Mini guide to excursions from Reykjavik
Famed for its Viking history and high-energy nightlife, Iceland’s capital is also the perfect pitstop for a range of activities: be it bobbing in a geothermal pool, spotting puffins or taking in one of the world’s best dive sites.
Geothermal pools and spas
Set in a black lava field, the Blue Lagoon spa is fed by water (at a perfect 38C) from the futuristic Svartsengi geothermal plant. Its silver towers, roiling clouds of steam and people daubed in blue-white silica mud provide an off-the-planet scene. There are two steam rooms, a spa, café and restaurant; it’s a 45-minute drive from the city centre (240 Grindavík; from £28).
Laugardalslaug Geothermal Pool is the largest in Iceland, and a place where children play, teenagers flirt, business deals are made and everyone catches up with the gossip. It also has the best facilities: an Olympic-size indoor pool (28C), an outdoor pool, four hot pots (38°C–44°C), steam bath, whirlpool, and curling 86m water slide. Get there via bus 14 (Sundlaugavegur 30a; 6.30am–10pm weekdays, from 8am weekends; from £3).
The dinky Blue Flag Nauthólsvík geothermal beach, on the edge of the Atlantic, is packed with happy bathers in summer, thanks to golden sand imported from Morocco and an artificial hot spring that keeps the water at a pleasant 18C–20C. There are sociable hot pots, a snack bar, changing rooms, and canoes and rowing boats. Get there on bus 19 (Ylströnd; free admission 15 May–15 Aug, £2.80 rest of the year).
Iceland is a fantastic place for whale watching – its waters hold more than 20 species of cetacean. In Faxaflói bay you’ll come across white-beaked dolphins, harbour porpoises and minkes; migratory humpbacks are also spotted. Between April and October, Elding Whale Watching runs three-hour trips from Reykjavík’s old harbour (Old Harbour; from £45).
Known for crash landings and frantic fluttering on land, the puffin is surprisingly graceful in water and spends most of its year at sea. Between May and August it comes to land to breed, and around 50,000 of these clumsy and endearingly comic birds nest on Lundey and Akurey, two islands just offshore from Reykjavík. Visit them on the one-hour Puffin Express boat trips, which sail from the harbour several times a day (Old Harbour; from £20).
Head less than a mile west from the city centre and you reach a red and white lighthouse, a lava-strewn beach and a windswept golf course. Seltjarnarnes – where the air has a salty tang and fish-drying racks sit by the shore – is a haven for birdwatching. Some 106 species have been spotted and the offshore island of Grótta is a natural reserve (accessible on foot at low tide but closed in nesting season, May–July). Expect to see Arctic terns, eider ducks and fulmars.

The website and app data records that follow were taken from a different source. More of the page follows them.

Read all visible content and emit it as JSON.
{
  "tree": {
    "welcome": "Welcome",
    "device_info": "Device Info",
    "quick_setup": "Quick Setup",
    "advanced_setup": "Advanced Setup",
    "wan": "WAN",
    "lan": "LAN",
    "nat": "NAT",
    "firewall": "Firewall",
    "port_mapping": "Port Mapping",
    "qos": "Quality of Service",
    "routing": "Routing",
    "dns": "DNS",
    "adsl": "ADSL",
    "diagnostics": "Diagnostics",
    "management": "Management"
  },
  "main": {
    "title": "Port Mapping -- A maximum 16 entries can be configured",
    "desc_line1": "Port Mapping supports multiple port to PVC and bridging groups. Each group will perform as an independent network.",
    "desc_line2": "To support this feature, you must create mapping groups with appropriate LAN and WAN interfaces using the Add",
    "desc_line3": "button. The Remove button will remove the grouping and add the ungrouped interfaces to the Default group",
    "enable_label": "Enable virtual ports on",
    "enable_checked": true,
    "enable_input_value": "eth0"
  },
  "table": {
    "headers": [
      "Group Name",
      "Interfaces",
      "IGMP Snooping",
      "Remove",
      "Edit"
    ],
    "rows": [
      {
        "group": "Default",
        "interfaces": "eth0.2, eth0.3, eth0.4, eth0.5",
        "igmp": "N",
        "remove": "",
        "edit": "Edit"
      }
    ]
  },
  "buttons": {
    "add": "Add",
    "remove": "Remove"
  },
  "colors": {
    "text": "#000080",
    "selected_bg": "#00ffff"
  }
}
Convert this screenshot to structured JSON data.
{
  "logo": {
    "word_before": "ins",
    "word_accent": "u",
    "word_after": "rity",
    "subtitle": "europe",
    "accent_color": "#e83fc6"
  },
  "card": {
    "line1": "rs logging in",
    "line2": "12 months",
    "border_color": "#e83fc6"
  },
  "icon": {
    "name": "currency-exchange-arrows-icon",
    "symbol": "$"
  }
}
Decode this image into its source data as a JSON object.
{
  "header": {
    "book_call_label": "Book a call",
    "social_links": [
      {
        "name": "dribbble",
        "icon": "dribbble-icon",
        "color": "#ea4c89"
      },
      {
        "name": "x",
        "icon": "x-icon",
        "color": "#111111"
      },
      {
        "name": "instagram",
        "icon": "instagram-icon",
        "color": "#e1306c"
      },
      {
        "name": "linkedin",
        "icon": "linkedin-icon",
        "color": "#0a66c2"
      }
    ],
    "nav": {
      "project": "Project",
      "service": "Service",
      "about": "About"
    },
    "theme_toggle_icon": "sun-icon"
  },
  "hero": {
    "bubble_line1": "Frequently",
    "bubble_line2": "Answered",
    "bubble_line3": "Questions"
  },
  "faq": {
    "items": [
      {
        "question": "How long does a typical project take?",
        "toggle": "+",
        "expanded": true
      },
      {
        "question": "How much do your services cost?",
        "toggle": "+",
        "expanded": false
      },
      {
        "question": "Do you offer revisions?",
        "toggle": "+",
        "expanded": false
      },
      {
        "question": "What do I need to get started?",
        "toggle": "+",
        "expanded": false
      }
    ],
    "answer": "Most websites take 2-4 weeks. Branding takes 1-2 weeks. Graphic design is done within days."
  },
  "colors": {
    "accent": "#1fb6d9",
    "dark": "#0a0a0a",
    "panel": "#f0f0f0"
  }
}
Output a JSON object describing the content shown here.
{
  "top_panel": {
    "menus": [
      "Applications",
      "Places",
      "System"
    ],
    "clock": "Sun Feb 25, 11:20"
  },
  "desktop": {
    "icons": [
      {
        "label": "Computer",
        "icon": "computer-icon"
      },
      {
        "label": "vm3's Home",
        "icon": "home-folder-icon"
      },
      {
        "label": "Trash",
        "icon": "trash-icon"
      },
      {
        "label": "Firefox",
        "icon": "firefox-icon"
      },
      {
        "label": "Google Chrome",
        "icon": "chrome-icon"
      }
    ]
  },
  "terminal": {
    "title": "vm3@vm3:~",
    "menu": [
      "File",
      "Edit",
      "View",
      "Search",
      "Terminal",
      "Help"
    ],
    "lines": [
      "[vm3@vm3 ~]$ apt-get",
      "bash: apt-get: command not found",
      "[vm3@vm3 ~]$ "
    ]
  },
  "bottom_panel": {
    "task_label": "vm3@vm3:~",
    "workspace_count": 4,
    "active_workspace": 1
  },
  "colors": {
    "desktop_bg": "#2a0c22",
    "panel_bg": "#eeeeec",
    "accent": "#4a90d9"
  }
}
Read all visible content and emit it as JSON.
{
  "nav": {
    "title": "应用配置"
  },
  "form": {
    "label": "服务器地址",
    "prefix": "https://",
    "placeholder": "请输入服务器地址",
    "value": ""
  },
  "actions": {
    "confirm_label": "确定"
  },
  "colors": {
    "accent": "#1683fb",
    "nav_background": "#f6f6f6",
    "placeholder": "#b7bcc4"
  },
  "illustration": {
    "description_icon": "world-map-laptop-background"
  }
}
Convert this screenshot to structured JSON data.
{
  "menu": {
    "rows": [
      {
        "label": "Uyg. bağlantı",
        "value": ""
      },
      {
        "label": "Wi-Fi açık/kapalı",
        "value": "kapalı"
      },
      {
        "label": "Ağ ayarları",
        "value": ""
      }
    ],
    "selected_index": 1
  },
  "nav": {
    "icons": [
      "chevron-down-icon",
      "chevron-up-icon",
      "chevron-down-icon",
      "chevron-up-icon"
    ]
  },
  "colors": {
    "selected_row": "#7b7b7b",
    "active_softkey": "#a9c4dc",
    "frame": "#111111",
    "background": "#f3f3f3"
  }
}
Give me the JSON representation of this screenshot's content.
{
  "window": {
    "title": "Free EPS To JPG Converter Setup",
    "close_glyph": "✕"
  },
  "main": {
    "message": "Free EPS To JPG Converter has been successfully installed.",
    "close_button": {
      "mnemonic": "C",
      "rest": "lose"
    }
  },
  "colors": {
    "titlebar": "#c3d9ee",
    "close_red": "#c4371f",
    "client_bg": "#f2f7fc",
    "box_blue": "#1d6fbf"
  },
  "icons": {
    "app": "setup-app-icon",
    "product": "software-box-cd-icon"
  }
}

Horses are an integral part of Icelandic life and the sturdy, short local horse is a gentle breed, ideal for inexperienced riders. Horse farms around Reykjavík offer some truly unforgettable tours: from trotting through lava fields under the midnight sun to riding to the beautiful Gullfoss waterfall and the hot springs at Geysir (from £35 for a one-hour countryside tour).
The tiny, uninhabited island of Viđey, just a few minutes offshore, is criss-crossed with paths and makes an ideal day trip for walking. Strange modern artworks (including Yoko Ono’s Imagine Peace Tower), an abandoned village and shipwrecks give a melancholy feel and the walks are eminently peaceful. Pick up a trail map at the harbour (return ferry from Old Harbour or Skarfabakki pier; £11).
Iceland’s waters offer 100m visibility, lava ravines, wrecks and thermal chimneys, making it a special dive destination. One of the best sites in the world is Silfra at Þingvellir – a freshwater rift that runs between the Euroasian and American continental plates. Dive Iceland runs a half-day tour from the city, half an hour away (£193, including pick-up, two dives, equipment and refreshments).